These facts must be ingrained into his/her brain at the core level.

 

Why does everyone say "NEVER let your husky off a lead"?

This is a very important question. Siberian Huskies have been bred for generations to outperform other dogs when it comes to endurance and stamina. No matter how much training and how trustworthy you feel you’re husky is, if he/she is let loose he/she will run. Further and further away from you. Just like the husky has a prey drive they also have a "run drive".  Their eyes will get that glazed over look to them and they're off.  It is absolutely no fun to chase after and try to find one of these dogs once they get loose. We have had years of experience with this. When some of our Sibes have gotten out, we searched for hours & hours. We have gotten phone calls letting us know they saw our Sibes….but couldn’t catch them. (They are fast). Now let's understand this situation. What if we lived in a suburban neighborhood instead of out of the city? 

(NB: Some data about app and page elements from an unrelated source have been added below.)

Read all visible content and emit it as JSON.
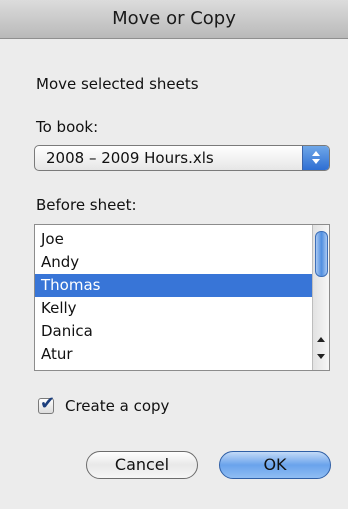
{
  "dialog": {
    "title": "Move or Copy",
    "heading": "Move selected sheets",
    "to_book_label": "To book:",
    "to_book_value": "2008 – 2009 Hours.xls",
    "before_sheet_label": "Before sheet:",
    "sheets": [
      {
        "name": "Joe",
        "selected": false
      },
      {
        "name": "Andy",
        "selected": false
      },
      {
        "name": "Thomas",
        "selected": true
      },
      {
        "name": "Kelly",
        "selected": false
      },
      {
        "name": "Danica",
        "selected": false
      },
      {
        "name": "Atur",
        "selected": false
      }
    ],
    "create_copy_label": "Create a copy",
    "create_copy_checked": true,
    "cancel_label": "Cancel",
    "ok_label": "OK"
  },
  "colors": {
    "selection": "#3875d7",
    "default_button": "#6aa3ec"
  }
}
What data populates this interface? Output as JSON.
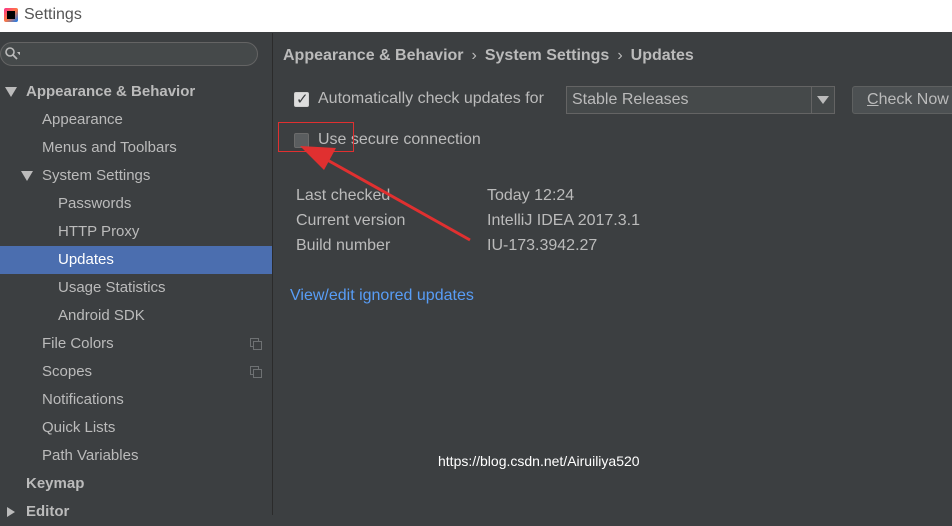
{
  "window": {
    "title": "Settings"
  },
  "sidebar": {
    "search": {
      "placeholder": ""
    },
    "items": [
      {
        "label": "Appearance & Behavior",
        "bold": true,
        "level": 0,
        "expanded": true
      },
      {
        "label": "Appearance",
        "level": 1
      },
      {
        "label": "Menus and Toolbars",
        "level": 1
      },
      {
        "label": "System Settings",
        "level": 1,
        "expanded": true
      },
      {
        "label": "Passwords",
        "level": 2
      },
      {
        "label": "HTTP Proxy",
        "level": 2
      },
      {
        "label": "Updates",
        "level": 2,
        "selected": true
      },
      {
        "label": "Usage Statistics",
        "level": 2
      },
      {
        "label": "Android SDK",
        "level": 2
      },
      {
        "label": "File Colors",
        "level": 1,
        "has_copy_icon": true
      },
      {
        "label": "Scopes",
        "level": 1,
        "has_copy_icon": true
      },
      {
        "label": "Notifications",
        "level": 1
      },
      {
        "label": "Quick Lists",
        "level": 1
      },
      {
        "label": "Path Variables",
        "level": 1
      },
      {
        "label": "Keymap",
        "bold": true,
        "level": 0
      },
      {
        "label": "Editor",
        "bold": true,
        "level": 0,
        "collapsed": true
      }
    ]
  },
  "main": {
    "breadcrumb": [
      "Appearance & Behavior",
      "System Settings",
      "Updates"
    ],
    "breadcrumb_sep": "›",
    "auto_check": {
      "label": "Automatically check updates for",
      "checked": true
    },
    "channel": {
      "value": "Stable Releases"
    },
    "check_now_label": "Check Now",
    "secure": {
      "label": "Use secure connection",
      "checked": false
    },
    "info": [
      {
        "key": "Last checked",
        "value": "Today 12:24"
      },
      {
        "key": "Current version",
        "value": "IntelliJ IDEA 2017.3.1"
      },
      {
        "key": "Build number",
        "value": "IU-173.3942.27"
      }
    ],
    "ignored_link": "View/edit ignored updates"
  },
  "watermark": "https://blog.csdn.net/Airuiliya520",
  "colors": {
    "background": "#3c3f41",
    "selection": "#4b6eaf",
    "link": "#589df6",
    "annotation_red": "#e03030"
  }
}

That could have resulted in: 

1.) dog is never found, 

               2.) dog gets hit by a car & killed, 

                                                   3.) Dog getting picked up and stolen never to be seen again.

There are many variations that could be explored but

this should give you an idea of the most common.

So please, NEVER let your husky loose in an uncontained area, no matter what!!

 

I'm looking for a Siberian Husky,

yet my wife is really concerned about having purebred certificates?
What is this & is it that important?
Can’t you look at a dog and see whether he's a purebred or not?

What you are referring to, I believe, is a “Registered” Purebred.

All purebred registered dogs should come with a pedigree.

A pedigree is a dog’s family tree, showing the purebred dogs (of the same breed) in its lineage.

Having registration papers is meaningless unless you have gotten the dog from a responsible breeder,

and from one that does not use a Puppy Mill registry.

Many Puppy Mill breeders have their own little registries,

which are not recognized by the mainstream registries like

the American Kennel Club.

(See our page on Canine Registries)

So if papers are important, you want to look specifically for breeders that have (if you live in the US)

AKC Registration ONLY

They should NOT offer Continental Kennel Club (CKC), APRI, UKCI or ACA

or any other variety in addition to AKC.

This just means they use AKC and these other ‘so called’ registrations to camouflage what they really are,

PUPPYMILLS.

That is not to say there are NOT Puppy Mill breeders who use AKC exclusively, because there are many who do.

Registration papers are only as good as the breeder and the dogs behind them.

It’s much more important to find a responsible, ethical and reputable breeder of the breed you are looking for.

It’s not always possible to tell if a dog is purebred just by looking at it. You might have a Dachshund that looks like a Dachshund, but its grandsire was a Poodle. Just none of those Poodle traits are visible. There are some breeds that some elements of the breed would instantly tell you this dog is not a purebred.

To find breed standards for the breed you are looking into, visit the official AKC website for more information on

what to look for when searching for your new family member.

 

 

 

 

If you have a question you would like to see answered here

or have a suggestion of a question that should be answered here, just email it to us.

We are happy to answer ANY and ALL questions!